Oral Antihistamines

Histamine is the chemical in the body responsible for congestion, sneezing and runny nose and itching. Oral antihistamine drugs block this chemical, which reduces these symptoms. Oral antihistamines include the medications loratadine, cetirizine, clemastine, fexofenadine, diphenhydramine and chlorpheniramine. All oral antihistamines may cause dry mouth or drowsiness. Older generation antihistamines, such as diphenhydramine and chlorpheniramine, shouldn't be given to children or older adults, notes the Mayo Clinic website.

Oral Decongestants

The American Academy of Otolaryngology explains nasal and sinus congestion often occurs due to expanded, swollen or dilated blood vessels. Oral decongestants shrink these blood vessels and opens up the air passages. Most oral decongestants include the medication pseudoephedrine, which is a stimulant. This medication can be potentially dangerous when taken with certain other medications or for people with high blood pressure or other health problems.

Oral Corticosteriods

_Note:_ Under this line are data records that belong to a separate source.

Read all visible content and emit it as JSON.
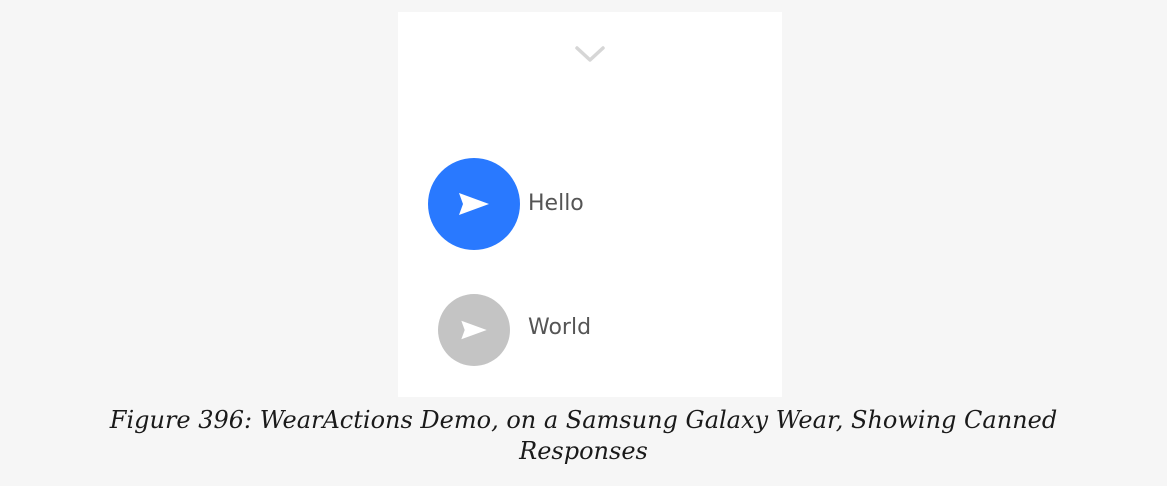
{
  "watch": {
    "chevron_icon": "chevron-down-icon",
    "replies": [
      {
        "label": "Hello",
        "icon": "send-icon",
        "color": "#2979ff"
      },
      {
        "label": "World",
        "icon": "send-icon",
        "color": "#c4c4c4"
      }
    ]
  },
  "caption": {
    "line1": "Figure 396: WearActions Demo, on a Samsung Galaxy Wear, Showing Canned",
    "line2": "Responses"
  },
  "colors": {
    "page_background": "#f6f6f6",
    "screen_background": "#ffffff",
    "label_text": "#555555"
  }
}
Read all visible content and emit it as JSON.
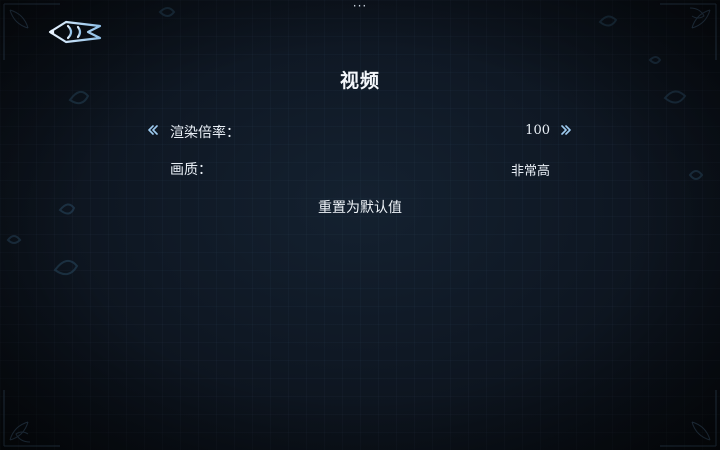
{
  "header": {
    "menu_glyph": "···",
    "back_icon": "winged-arrow-back-icon"
  },
  "page": {
    "title": "视频"
  },
  "settings": [
    {
      "id": "render_scale",
      "label": "渲染倍率：",
      "value": "100",
      "has_arrows": true
    },
    {
      "id": "quality",
      "label": "画质：",
      "value": "非常高",
      "has_arrows": false
    }
  ],
  "reset": {
    "label": "重置为默认值"
  },
  "theme": {
    "accent": "#9ecbf0",
    "text": "#eef3f8",
    "background": "#0f1824"
  }
}
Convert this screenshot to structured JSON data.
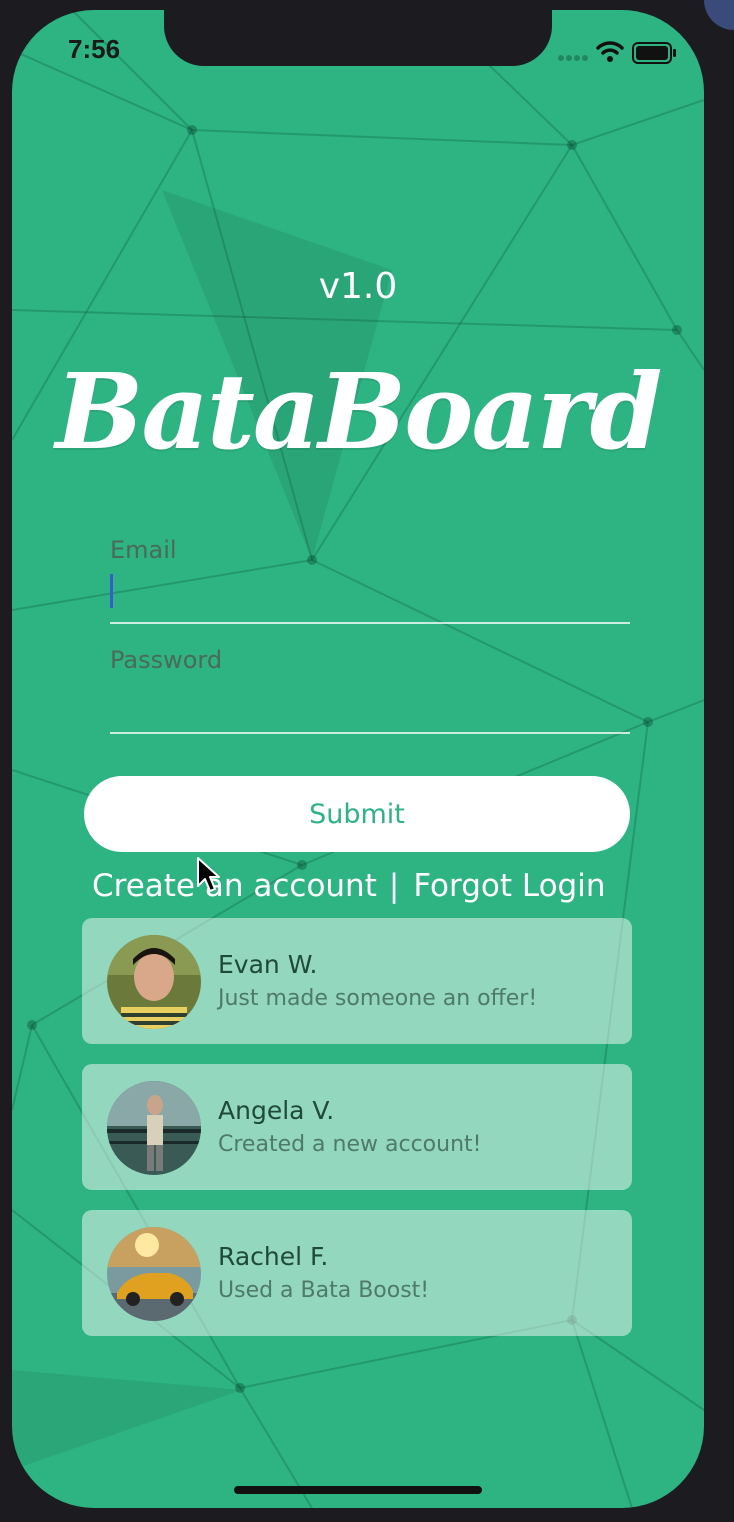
{
  "status_bar": {
    "time": "7:56"
  },
  "app": {
    "version": "v1.0",
    "logo_text": "BataBoard"
  },
  "form": {
    "email_label": "Email",
    "email_value": "",
    "password_label": "Password",
    "password_value": "",
    "submit_label": "Submit"
  },
  "links": {
    "create_account": "Create an account",
    "separator": "|",
    "forgot_login": "Forgot Login"
  },
  "activity": [
    {
      "name": "Evan W.",
      "message": "Just made someone an offer!"
    },
    {
      "name": "Angela V.",
      "message": "Created a new account!"
    },
    {
      "name": "Rachel F.",
      "message": "Used a Bata Boost!"
    }
  ],
  "colors": {
    "background": "#2eb383",
    "accent": "#2eb383",
    "text_light": "#ffffff"
  },
  "icons": [
    "signal-icon",
    "wifi-icon",
    "battery-icon",
    "mouse-cursor-icon"
  ]
}
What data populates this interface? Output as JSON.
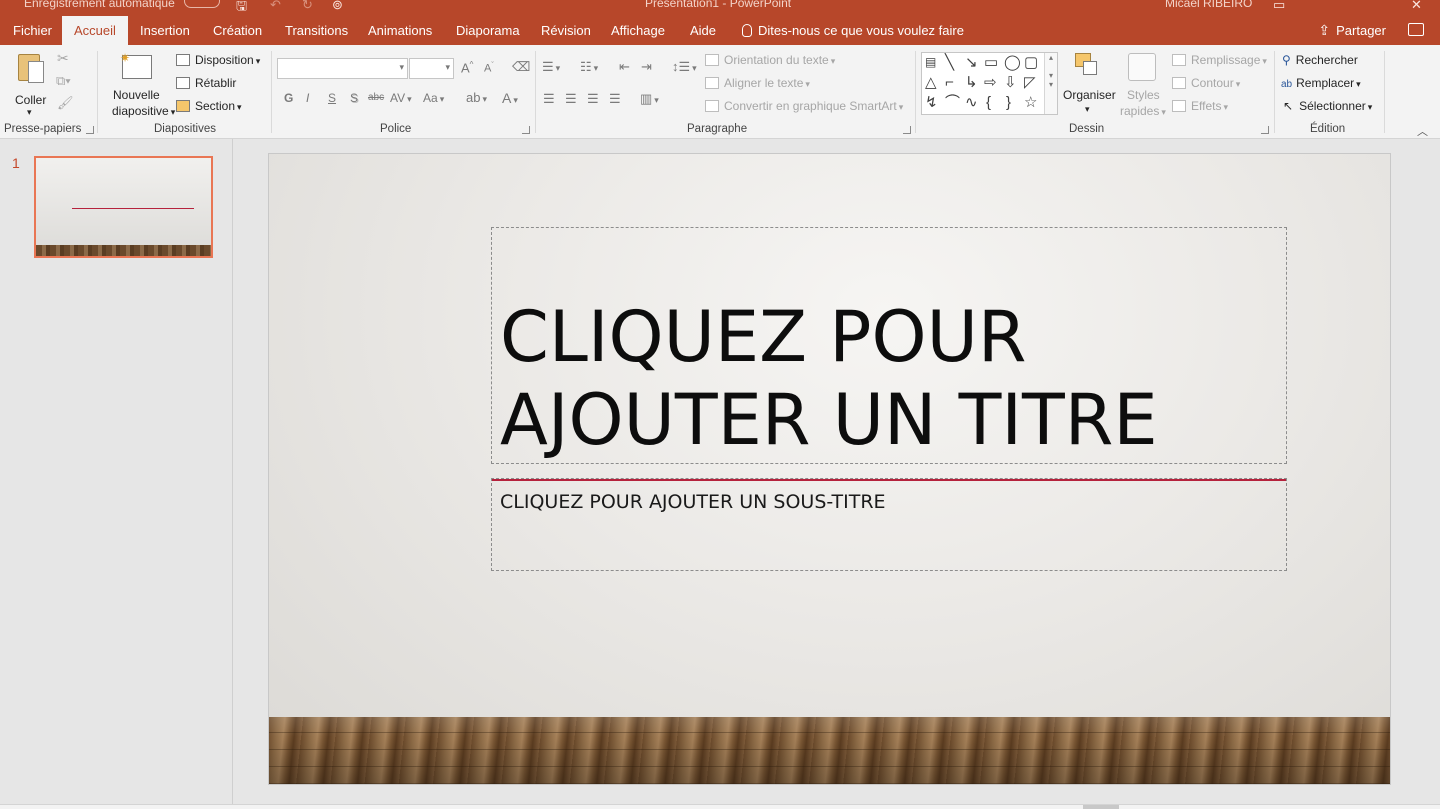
{
  "titlebar": {
    "autosave_label": "Enregistrement automatique",
    "doc_title": "Présentation1 - PowerPoint",
    "user": "Micael RIBEIRO"
  },
  "tabs": [
    {
      "label": "Fichier"
    },
    {
      "label": "Accueil",
      "active": true
    },
    {
      "label": "Insertion"
    },
    {
      "label": "Création"
    },
    {
      "label": "Transitions"
    },
    {
      "label": "Animations"
    },
    {
      "label": "Diaporama"
    },
    {
      "label": "Révision"
    },
    {
      "label": "Affichage"
    },
    {
      "label": "Aide"
    }
  ],
  "tell_me": "Dites-nous ce que vous voulez faire",
  "share_label": "Partager",
  "ribbon": {
    "clipboard": {
      "paste": "Coller",
      "group": "Presse-papiers"
    },
    "slides": {
      "new_slide_1": "Nouvelle",
      "new_slide_2": "diapositive",
      "layout": "Disposition",
      "reset": "Rétablir",
      "section": "Section",
      "group": "Diapositives"
    },
    "font": {
      "group": "Police",
      "bold": "G",
      "italic": "I",
      "underline": "S",
      "shadow": "S",
      "strike": "abc",
      "spacing": "AV",
      "case": "Aa",
      "color": "A"
    },
    "paragraph": {
      "group": "Paragraphe",
      "text_direction": "Orientation du texte",
      "align_text": "Aligner le texte",
      "smartart": "Convertir en graphique SmartArt"
    },
    "drawing": {
      "group": "Dessin",
      "arrange": "Organiser",
      "quick_styles_1": "Styles",
      "quick_styles_2": "rapides",
      "fill": "Remplissage",
      "outline": "Contour",
      "effects": "Effets"
    },
    "editing": {
      "group": "Édition",
      "find": "Rechercher",
      "replace": "Remplacer",
      "select": "Sélectionner"
    }
  },
  "thumbnails": [
    {
      "number": "1"
    }
  ],
  "slide": {
    "title": "CLIQUEZ POUR AJOUTER UN TITRE",
    "subtitle": "CLIQUEZ POUR AJOUTER UN SOUS-TITRE"
  },
  "colors": {
    "accent": "#b7472a",
    "title_line": "#b5223c",
    "thumb_border": "#e97654"
  }
}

Corticosteroid medications block allergic reactions, and include prednisone and prednisolone. Since corticosteroids cause many short and long term side effects, the Mayo Clinic website notes they are generally only prescribed for short time periods.